New York City, which was the epicenter of the COVID-19 pandemic in the US more than one year ago, will "fully reopen" for business on July 1, Mayor Bill de Blasio said Thursday.
"We are ready for stores to open, for businesses to open," de Blasio said on a morning television show. Restaurants, gyms, shops, hair salons and arenas will open at full capacity, he said.
"This is going to be the summer of New York City," de Blasio he said. "You're going to see amazing activities, cultural activities coming back. I think people are going to flock to New York City, because they want to live again."
The mayor said that Broadway shows might take more time because they had been aiming for a September return, but that "some of the smaller, more intimate shows, we might be looking more like July, August, and we'll move heaven and earth to help them get that done."
At a news conference later, the mayor added that he wanted the subways, which currently shut down for two hours overnight for cleaning and disinfecting, to again run 24 hours by July.
He said he expects at least 400,000 jobs lost to the pandemic to return by year's end.
Most of the restrictions placed on the city during the pandemic have been set by Governor Andrew Cuomo and the state, and de Blasio doesn't have the authority to lift them. The mayor said Thursday that he hadn't spoken to Cuomo about his reopening plan, but the city will work with the state and federal government on plans to re-open.
At his own news conference on Thursday following the mayor's announcement, Cuomo said that the state was in charge of managing the reopening and dismissed the July 1 plan of his political nemesis de Blasio, calling such projections "irresponsible".
"I want it opened up on Monday," Cuomo said. "I want to open up New York City Tuesday. I want it open on Wednesday. I want Buffalo fully opened up on Thursday."
The governor said that he hoped the city could open even before July, but that the "statewide management system" is determined "by the science, by the data".

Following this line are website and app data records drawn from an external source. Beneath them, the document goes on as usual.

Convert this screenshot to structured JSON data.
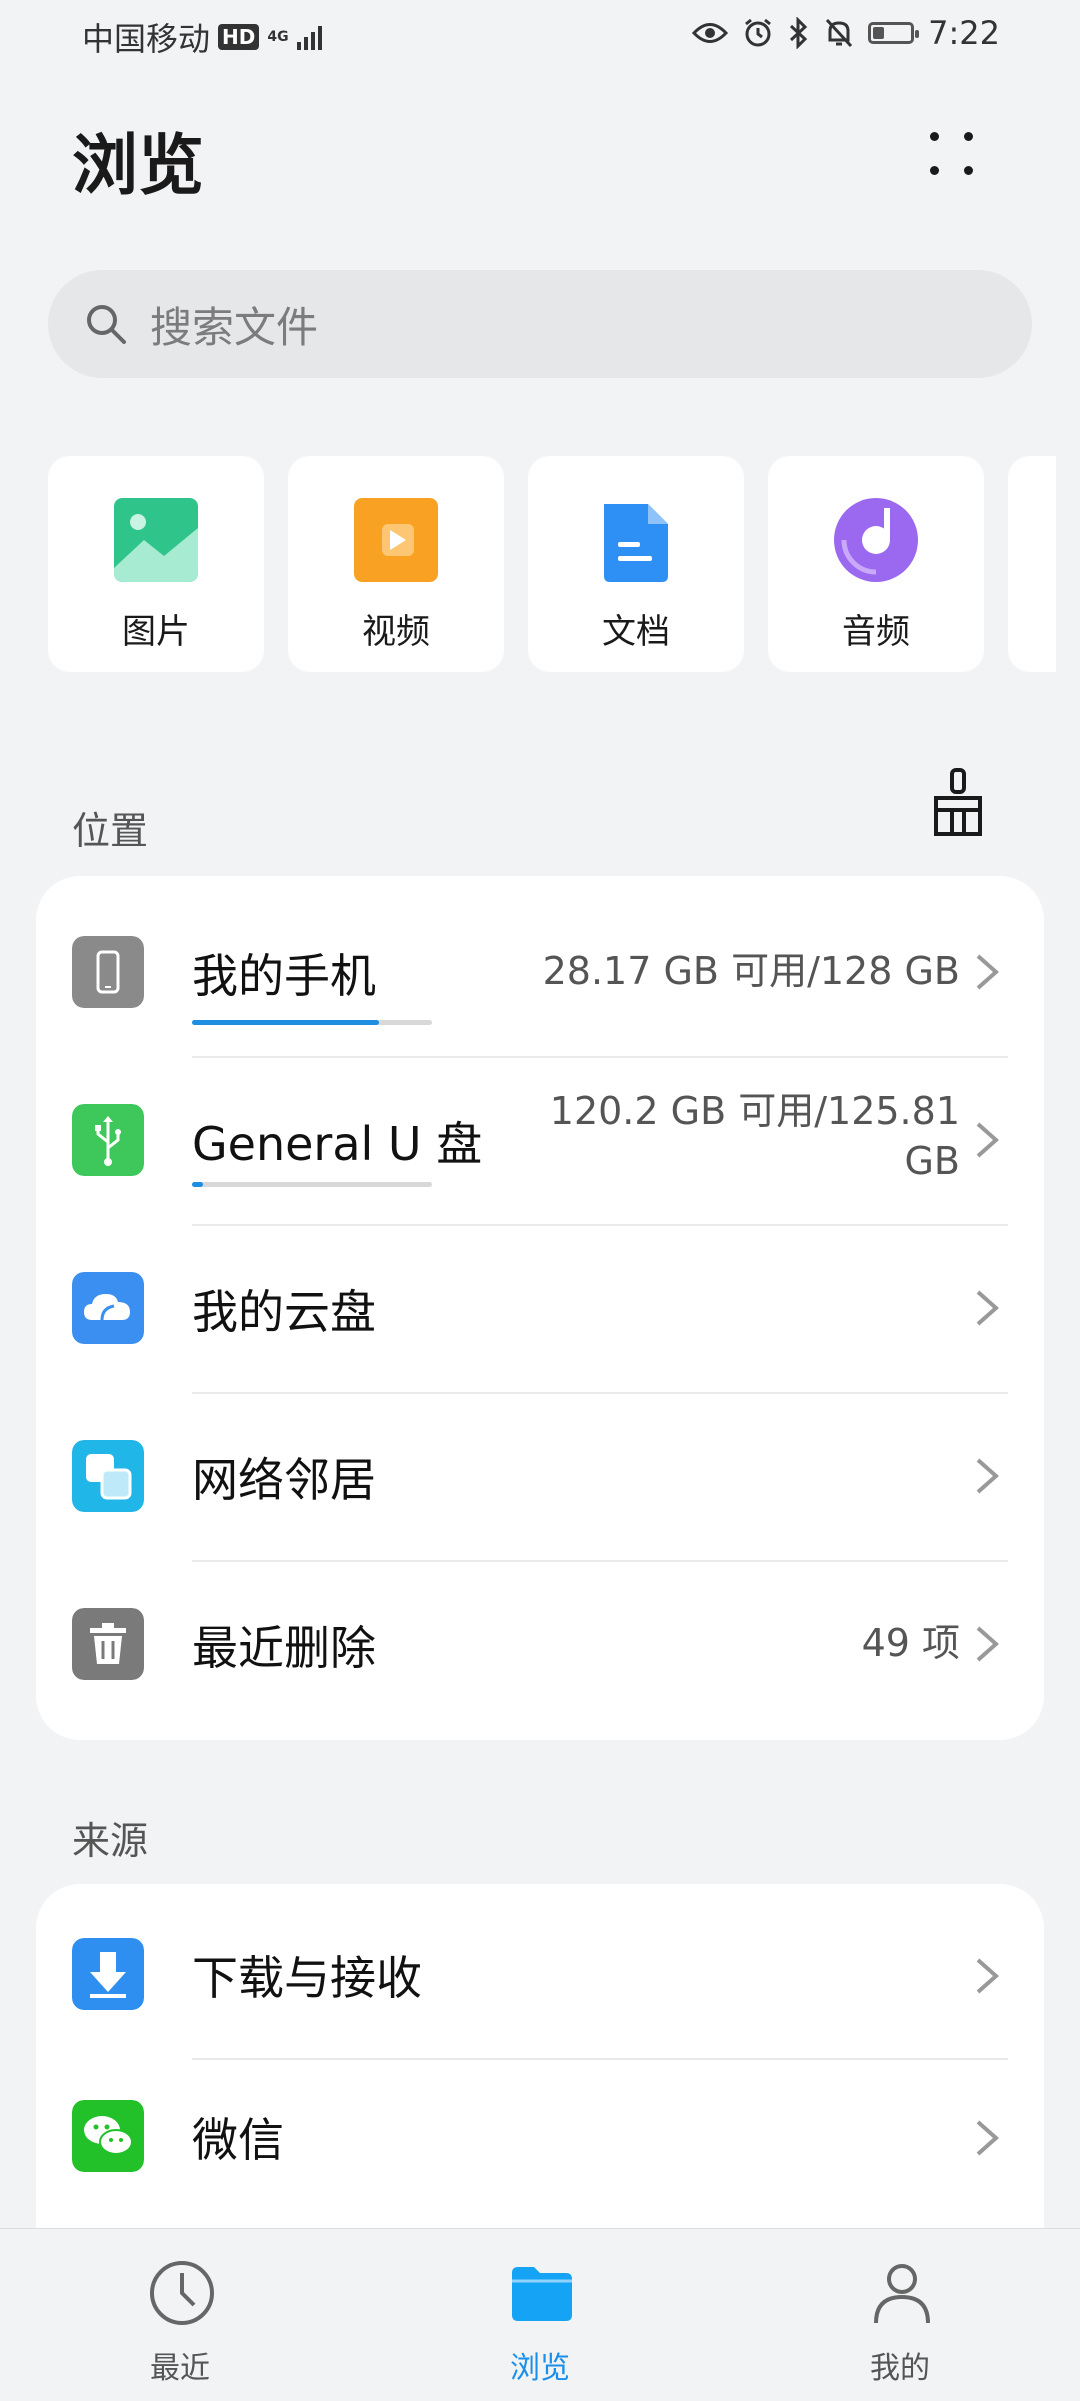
{
  "status_bar": {
    "carrier": "中国移动",
    "hd": "HD",
    "network": "4G",
    "time": "7:22",
    "battery_level": 0.3
  },
  "header": {
    "title": "浏览"
  },
  "search": {
    "placeholder": "搜索文件"
  },
  "categories": [
    {
      "label": "图片",
      "icon": "image-icon",
      "color": "#2fc48a"
    },
    {
      "label": "视频",
      "icon": "video-icon",
      "color": "#f9a122"
    },
    {
      "label": "文档",
      "icon": "document-icon",
      "color": "#2e8ff5"
    },
    {
      "label": "音频",
      "icon": "audio-icon",
      "color": "#9b68f0"
    }
  ],
  "locations": {
    "title": "位置",
    "items": [
      {
        "title": "我的手机",
        "info": "28.17 GB 可用/128 GB",
        "icon": "phone-icon",
        "color": "#8a8a8a",
        "used_fraction": 0.78
      },
      {
        "title": "General U 盘",
        "info": "120.2 GB 可用/125.81 GB",
        "icon": "usb-icon",
        "color": "#3ec75a",
        "used_fraction": 0.045
      },
      {
        "title": "我的云盘",
        "info": "",
        "icon": "cloud-icon",
        "color": "#3a8ff0"
      },
      {
        "title": "网络邻居",
        "info": "",
        "icon": "network-icon",
        "color": "#21b6e8"
      },
      {
        "title": "最近删除",
        "info": "49 项",
        "icon": "trash-icon",
        "color": "#7a7a7a"
      }
    ]
  },
  "sources": {
    "title": "来源",
    "items": [
      {
        "title": "下载与接收",
        "icon": "download-icon",
        "color": "#2f8ff0"
      },
      {
        "title": "微信",
        "icon": "wechat-icon",
        "color": "#22c12a"
      }
    ]
  },
  "tabs": [
    {
      "label": "最近",
      "icon": "clock-icon",
      "active": false
    },
    {
      "label": "浏览",
      "icon": "folder-icon",
      "active": true
    },
    {
      "label": "我的",
      "icon": "person-icon",
      "active": false
    }
  ],
  "accent_color": "#1a8ee8"
}
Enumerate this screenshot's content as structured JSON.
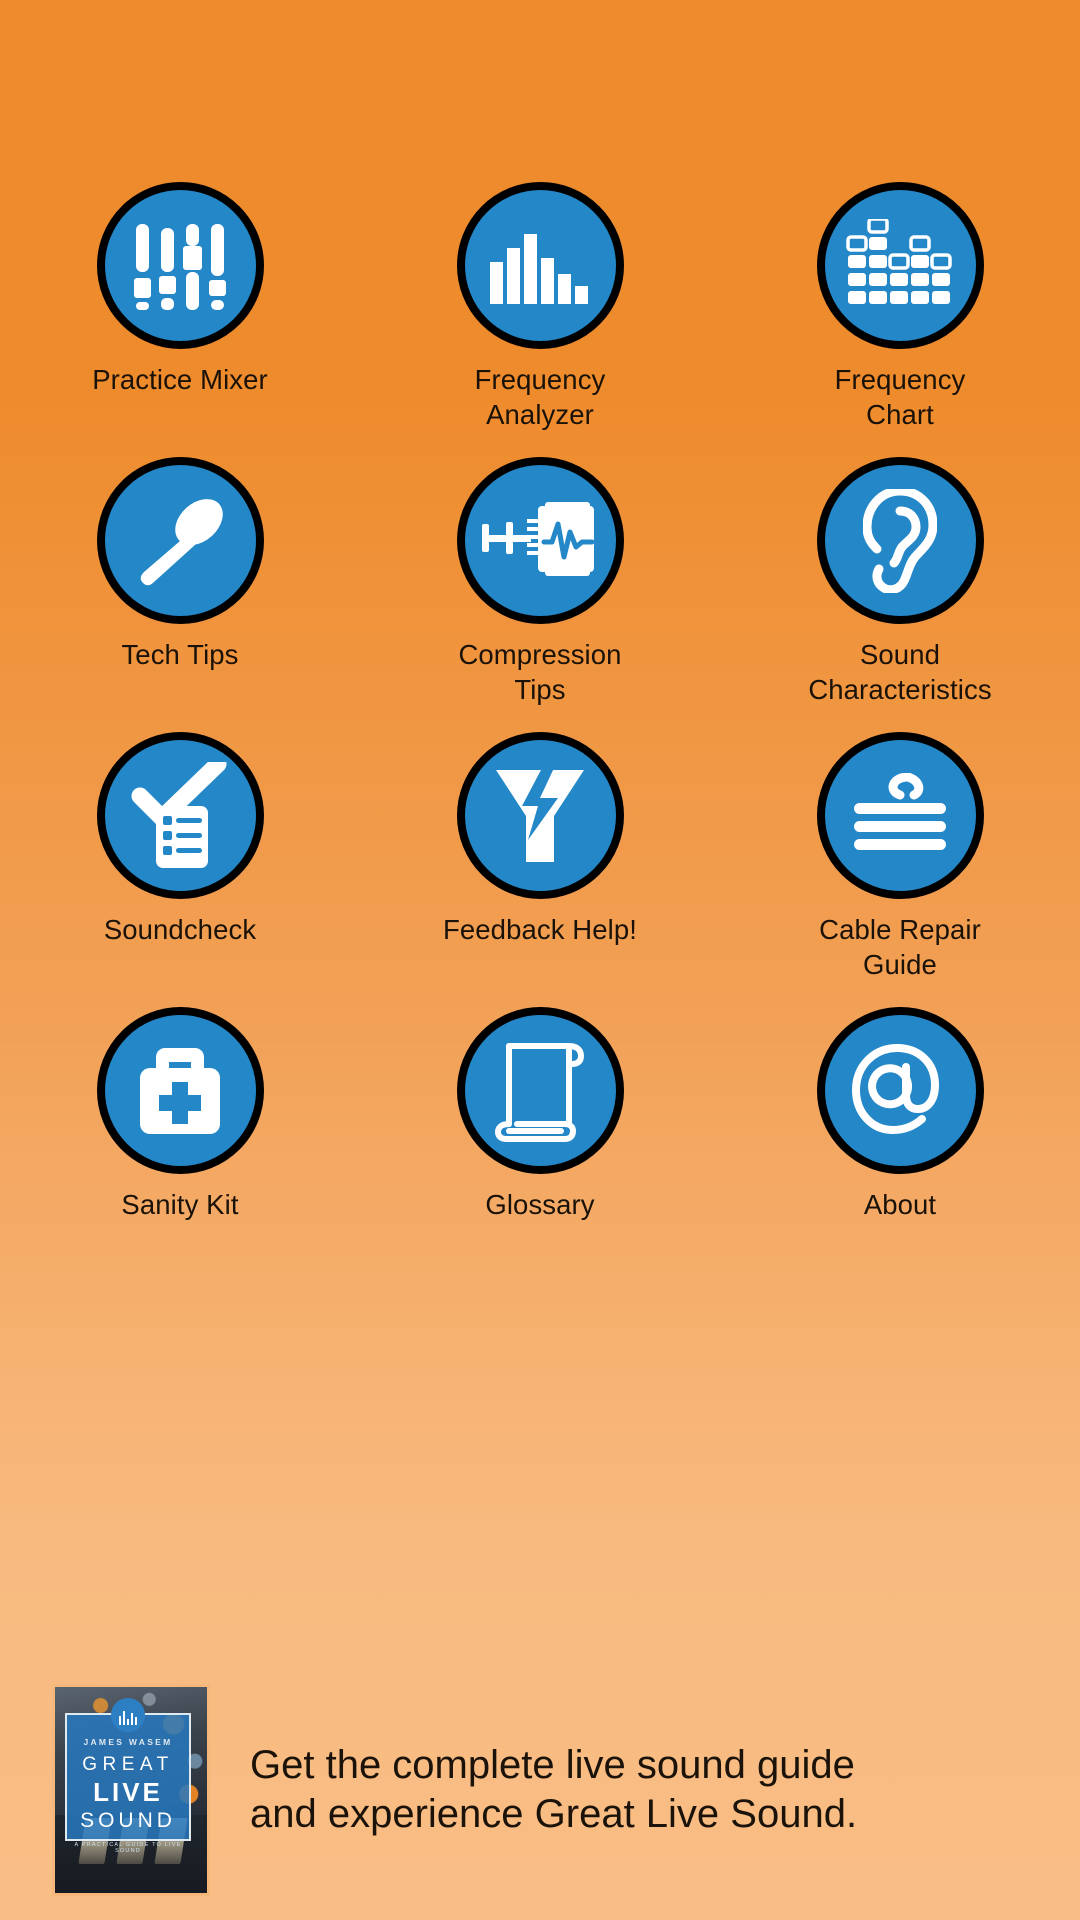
{
  "app": {
    "background_top_color": "#EE8B2C",
    "background_bottom_color": "#F9BE86",
    "icon_circle_color": "#2387C8",
    "icon_border_color": "#000000",
    "icon_glyph_color": "#FFFFFF",
    "label_color": "#1A1208"
  },
  "menu": {
    "items": [
      {
        "id": "practice-mixer",
        "icon": "mixer-faders-icon",
        "label_line1": "Practice Mixer",
        "label_line2": ""
      },
      {
        "id": "frequency-analyzer",
        "icon": "bar-spectrum-icon",
        "label_line1": "Frequency",
        "label_line2": "Analyzer"
      },
      {
        "id": "frequency-chart",
        "icon": "equalizer-grid-icon",
        "label_line1": "Frequency",
        "label_line2": "Chart"
      },
      {
        "id": "tech-tips",
        "icon": "microphone-icon",
        "label_line1": "Tech Tips",
        "label_line2": ""
      },
      {
        "id": "compression-tips",
        "icon": "clamp-waveform-icon",
        "label_line1": "Compression",
        "label_line2": "Tips"
      },
      {
        "id": "sound-characteristics",
        "icon": "ear-icon",
        "label_line1": "Sound",
        "label_line2": "Characteristics"
      },
      {
        "id": "soundcheck",
        "icon": "checklist-check-icon",
        "label_line1": "Soundcheck",
        "label_line2": ""
      },
      {
        "id": "feedback-help",
        "icon": "funnel-lightning-icon",
        "label_line1": "Feedback Help!",
        "label_line2": ""
      },
      {
        "id": "cable-repair-guide",
        "icon": "coiled-cable-icon",
        "label_line1": "Cable Repair",
        "label_line2": "Guide"
      },
      {
        "id": "sanity-kit",
        "icon": "first-aid-kit-icon",
        "label_line1": "Sanity Kit",
        "label_line2": ""
      },
      {
        "id": "glossary",
        "icon": "scroll-icon",
        "label_line1": "Glossary",
        "label_line2": ""
      },
      {
        "id": "about",
        "icon": "at-sign-icon",
        "label_line1": "About",
        "label_line2": ""
      }
    ]
  },
  "banner": {
    "text_line1": "Get the complete live sound guide",
    "text_line2": "and experience Great Live Sound.",
    "book_cover": {
      "author": "JAMES WASEM",
      "title_line1": "GREAT",
      "title_line2": "LIVE",
      "title_line3": "SOUND",
      "subtitle": "A PRACTICAL GUIDE TO LIVE SOUND"
    }
  }
}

The mayor cited the city's vaccination rate as crucial to reopening. As of Wednesday, more than 6 million doses of COVID-19 vaccines had been administered in the city, and about 36 percent of the adult population is fully vaccinated, according to city data.
He acknowledged the threat of new variants but said vaccines are proving very capable of stopping new outbreaks from those recently identified strains of the coronavirus.
Public health officials say that by July, if the city stays on its current trajectory, the number of new coronavirus cases could drop to below 600 cases a day, perhaps lower.
The mayor said that after June, the city will assess if measures like mandatory mask-wearing are still necessary, and the city will use data and science to determine any other preventive measures that may stay in place once capacity limits are lifted.
The first shutdown of the city began in March 2020, when it became the US epicenter in the early days of the pandemic. As of Wednesday, New York City has recorded 923,953 coronavirus cases and 32,461 virus-related deaths, according to the city's health department.
On Wednesday, Cuomo announced that the state will lift dining curfews statewide and a ban on bar seating in the city starting in May. Seating at bars will be allowed starting May 3, while a midnight outdoor dining curfew is set to end by May 17. Indoor dining curfews will expire May 31.